**WHAT TO WORK ON:**
Look through the data and write out every line with the word "Наталья" in it.

(Records from a collection)
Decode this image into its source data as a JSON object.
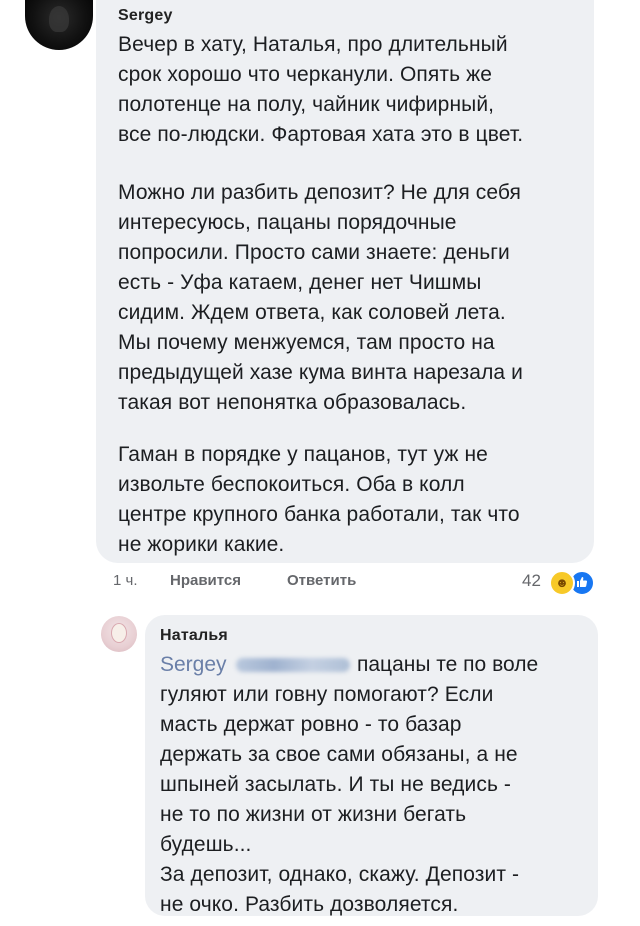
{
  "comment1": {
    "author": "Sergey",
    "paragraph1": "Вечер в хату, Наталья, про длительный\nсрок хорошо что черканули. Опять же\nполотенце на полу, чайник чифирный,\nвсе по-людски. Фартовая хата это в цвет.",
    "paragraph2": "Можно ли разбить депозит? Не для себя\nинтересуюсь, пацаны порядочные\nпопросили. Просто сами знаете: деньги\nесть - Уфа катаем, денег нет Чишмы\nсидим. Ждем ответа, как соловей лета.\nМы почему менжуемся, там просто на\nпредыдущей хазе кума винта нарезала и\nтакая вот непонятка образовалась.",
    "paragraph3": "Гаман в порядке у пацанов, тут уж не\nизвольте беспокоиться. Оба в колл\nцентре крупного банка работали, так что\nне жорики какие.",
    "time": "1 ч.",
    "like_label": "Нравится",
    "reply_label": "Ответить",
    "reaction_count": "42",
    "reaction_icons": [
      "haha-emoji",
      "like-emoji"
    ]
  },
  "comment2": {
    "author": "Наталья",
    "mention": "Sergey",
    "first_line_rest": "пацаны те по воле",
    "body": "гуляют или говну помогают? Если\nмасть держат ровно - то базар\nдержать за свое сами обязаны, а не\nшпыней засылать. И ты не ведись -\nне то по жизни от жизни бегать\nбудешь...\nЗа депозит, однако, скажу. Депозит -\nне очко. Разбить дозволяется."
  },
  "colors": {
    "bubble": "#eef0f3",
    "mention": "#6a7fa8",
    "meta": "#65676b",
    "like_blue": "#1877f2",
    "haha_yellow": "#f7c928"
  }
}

**REPLY:**
    "paragraph1": "Вечер в хату, Наталья, про длительный\nсрок хорошо что черканули. Опять же\nполотенце на полу, чайник чифирный,\nвсе по-людски. Фартовая хата это в цвет.",
    "author": "Наталья",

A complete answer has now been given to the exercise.